[Data entries]

* * * * * * *

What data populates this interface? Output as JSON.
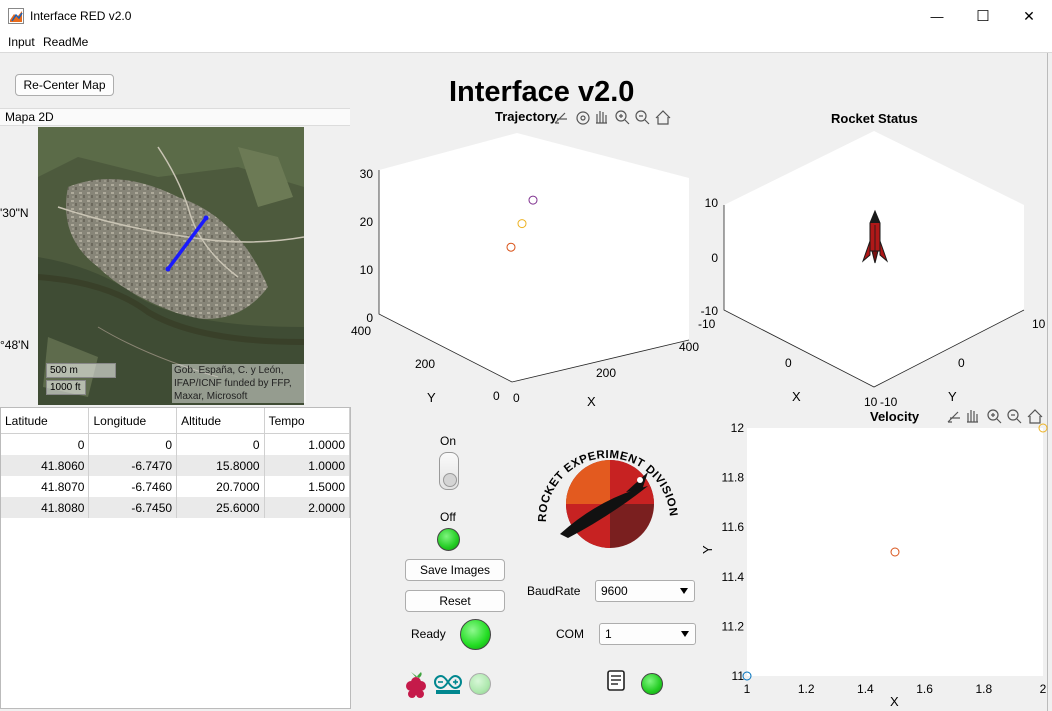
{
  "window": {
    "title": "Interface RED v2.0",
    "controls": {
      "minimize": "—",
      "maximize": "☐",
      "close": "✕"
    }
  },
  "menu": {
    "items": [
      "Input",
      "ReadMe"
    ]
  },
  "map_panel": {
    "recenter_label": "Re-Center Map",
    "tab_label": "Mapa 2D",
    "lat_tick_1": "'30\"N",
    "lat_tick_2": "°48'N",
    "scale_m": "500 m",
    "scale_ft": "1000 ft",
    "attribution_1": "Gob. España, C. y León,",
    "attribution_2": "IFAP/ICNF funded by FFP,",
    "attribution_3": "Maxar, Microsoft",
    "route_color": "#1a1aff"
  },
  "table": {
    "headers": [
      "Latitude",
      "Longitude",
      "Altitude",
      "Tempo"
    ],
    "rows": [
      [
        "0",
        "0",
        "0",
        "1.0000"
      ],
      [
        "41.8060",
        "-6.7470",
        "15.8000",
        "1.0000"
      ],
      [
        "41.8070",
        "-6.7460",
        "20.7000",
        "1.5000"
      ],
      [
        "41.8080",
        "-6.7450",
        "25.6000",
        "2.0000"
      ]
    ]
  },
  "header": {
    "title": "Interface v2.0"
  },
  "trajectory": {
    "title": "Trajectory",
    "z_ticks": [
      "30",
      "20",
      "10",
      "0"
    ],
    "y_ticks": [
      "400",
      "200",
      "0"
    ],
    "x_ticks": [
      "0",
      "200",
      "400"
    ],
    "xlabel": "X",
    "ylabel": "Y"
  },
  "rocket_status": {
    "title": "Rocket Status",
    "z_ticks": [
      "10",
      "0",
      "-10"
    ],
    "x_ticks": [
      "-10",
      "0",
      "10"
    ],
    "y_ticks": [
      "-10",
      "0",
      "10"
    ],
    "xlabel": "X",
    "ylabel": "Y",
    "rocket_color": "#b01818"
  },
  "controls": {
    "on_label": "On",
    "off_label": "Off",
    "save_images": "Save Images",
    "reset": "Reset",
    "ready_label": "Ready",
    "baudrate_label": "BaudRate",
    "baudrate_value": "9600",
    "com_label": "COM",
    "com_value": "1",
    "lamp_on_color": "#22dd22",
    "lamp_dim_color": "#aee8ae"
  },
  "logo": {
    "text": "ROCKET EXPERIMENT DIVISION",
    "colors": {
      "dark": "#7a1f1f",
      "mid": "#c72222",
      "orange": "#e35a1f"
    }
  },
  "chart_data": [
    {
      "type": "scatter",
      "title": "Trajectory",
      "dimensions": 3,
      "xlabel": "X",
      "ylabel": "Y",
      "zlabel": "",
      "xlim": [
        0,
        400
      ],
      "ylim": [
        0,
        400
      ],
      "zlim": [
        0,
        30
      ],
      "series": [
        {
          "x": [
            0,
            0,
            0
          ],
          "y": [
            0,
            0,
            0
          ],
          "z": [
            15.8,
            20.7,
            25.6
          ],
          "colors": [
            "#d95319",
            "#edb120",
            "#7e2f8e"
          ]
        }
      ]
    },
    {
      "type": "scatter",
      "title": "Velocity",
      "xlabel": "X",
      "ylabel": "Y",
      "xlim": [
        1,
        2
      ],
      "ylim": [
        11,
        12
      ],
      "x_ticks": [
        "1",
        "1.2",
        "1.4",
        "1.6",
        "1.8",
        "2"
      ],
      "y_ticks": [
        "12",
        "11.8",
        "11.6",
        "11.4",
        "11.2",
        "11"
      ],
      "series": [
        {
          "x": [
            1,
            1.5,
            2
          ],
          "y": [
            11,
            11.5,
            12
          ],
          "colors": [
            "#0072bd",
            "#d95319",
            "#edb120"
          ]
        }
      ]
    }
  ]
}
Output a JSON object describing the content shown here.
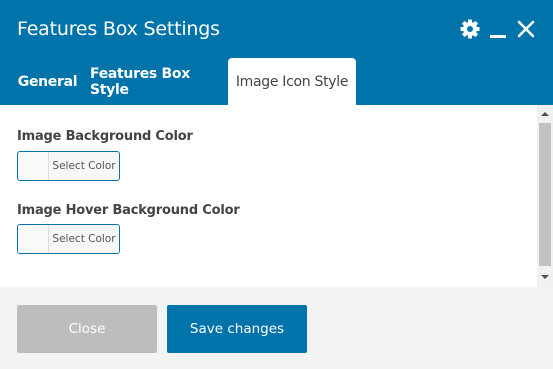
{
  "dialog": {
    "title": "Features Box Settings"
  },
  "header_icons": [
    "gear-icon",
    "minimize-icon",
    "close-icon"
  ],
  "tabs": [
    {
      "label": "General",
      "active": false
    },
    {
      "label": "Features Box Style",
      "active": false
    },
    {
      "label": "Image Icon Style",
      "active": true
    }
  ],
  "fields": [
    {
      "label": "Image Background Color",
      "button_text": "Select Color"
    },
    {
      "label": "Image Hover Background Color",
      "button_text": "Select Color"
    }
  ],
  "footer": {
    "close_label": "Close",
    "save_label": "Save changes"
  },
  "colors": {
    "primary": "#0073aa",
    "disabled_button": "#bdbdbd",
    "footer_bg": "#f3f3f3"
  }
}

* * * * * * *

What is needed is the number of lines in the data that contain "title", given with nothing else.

WRITTEN ANSWER:
7